In Milov’s view, the Russian government not only has been disingenuous in its discussion of these problems but also has adopted policies that have failed to address them. First, it has tried to save the banking system while not worrying nearly as much as it should about the real sector of the economy on which most people depend more directly.
Second, he argued, the government’s support of key economic figures – the oligarchs – has not led to a real improvement of the situation of the population even if it has calmed these powerful people. And third, the government has put money in the Russian stock market to try to stabilize that, taking huge losses as President Dmitry Medvedev conceded last month.
Because of these and other failures, Milov said, Moscow is going to face more crises like the one in Pikalevo, which attracted so much attention after Putin visited that company town near St. Petersburg in response to worker protests over plant closings.

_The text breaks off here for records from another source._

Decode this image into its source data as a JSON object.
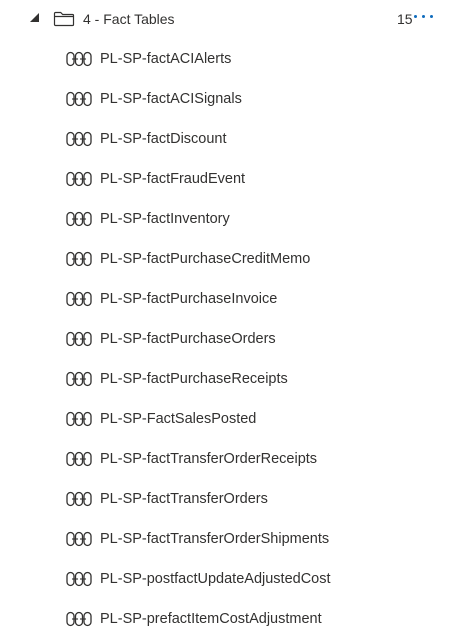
{
  "folder": {
    "label": "4 - Fact Tables",
    "count": "15",
    "expanded": true,
    "icon": "folder-icon",
    "more_icon": "more-options-icon"
  },
  "items": [
    {
      "label": "PL-SP-factACIAlerts",
      "icon": "pipeline-icon"
    },
    {
      "label": "PL-SP-factACISignals",
      "icon": "pipeline-icon"
    },
    {
      "label": "PL-SP-factDiscount",
      "icon": "pipeline-icon"
    },
    {
      "label": "PL-SP-factFraudEvent",
      "icon": "pipeline-icon"
    },
    {
      "label": "PL-SP-factInventory",
      "icon": "pipeline-icon"
    },
    {
      "label": "PL-SP-factPurchaseCreditMemo",
      "icon": "pipeline-icon"
    },
    {
      "label": "PL-SP-factPurchaseInvoice",
      "icon": "pipeline-icon"
    },
    {
      "label": "PL-SP-factPurchaseOrders",
      "icon": "pipeline-icon"
    },
    {
      "label": "PL-SP-factPurchaseReceipts",
      "icon": "pipeline-icon"
    },
    {
      "label": "PL-SP-FactSalesPosted",
      "icon": "pipeline-icon"
    },
    {
      "label": "PL-SP-factTransferOrderReceipts",
      "icon": "pipeline-icon"
    },
    {
      "label": "PL-SP-factTransferOrders",
      "icon": "pipeline-icon"
    },
    {
      "label": "PL-SP-factTransferOrderShipments",
      "icon": "pipeline-icon"
    },
    {
      "label": "PL-SP-postfactUpdateAdjustedCost",
      "icon": "pipeline-icon"
    },
    {
      "label": "PL-SP-prefactItemCostAdjustment",
      "icon": "pipeline-icon"
    }
  ],
  "colors": {
    "text": "#323130",
    "accent": "#0f6cbd",
    "background": "#ffffff"
  }
}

In time, it is likely that Moscow will have to use the security forces rather than money to try to keep order.
Indeed, the Solidarity leader concluded, “the economic and social instability in Russia will stretch out over the next five years,” given that foreign investors will not return to the Russian Federation given that “political risks” in Russia are much higher than they are in many other countries like Brazil or China.
Because the political system in Russia is increasingly closed, Milov said, “the powers that be have been weakened and fulfill their obligations ineffectively, allowing for too many mistakes. The situation can be changed only by political competition and free discussion, arrangements that always work in favor of the economy.”
But there is one indication that declines in consumer spending in Russia in the coming months may have even more dramatic social and political consequences than Milov suggested. According to a commentary by Ivan Yartsev this week, Russia is once again, under current conditions, not in a position to feed itself (www.politcom.ru/8304.html).
Although overall imports have fallen in Russia by more than 40 percent since the start of 2009, he noted, spending on food imports has increased “almost ten percent,” a pattern that suggests “Russian producers are not in a position to work in crisis conditions and satisfy the [already lowered] demand of the population.”
“Unlike in 1998” – the year of default – “one is not talking about import substitution.” Instead, “Russians are simply beginning to consume less, and the domestic food producers are producing less.” For the latter, “the current crisis [unlike the one a decade ago] has not become ‘a window of opportunities.’"
Because of that and because imported food is typically more expensive than domestically produced food, Russians forced to cut back on their consumption this fall may have to cut back in an area their government has been assuring them is not a problem that they need to worry about.
At the very least, the challenge of providing enough food to Russian consumers – and especially those in small cities and rural areas far from Moscow – will force the government to divert resources from other areas lest it face the politically unpalatable and, for Russians, historically loaded option of having to suppress protests by hungry people.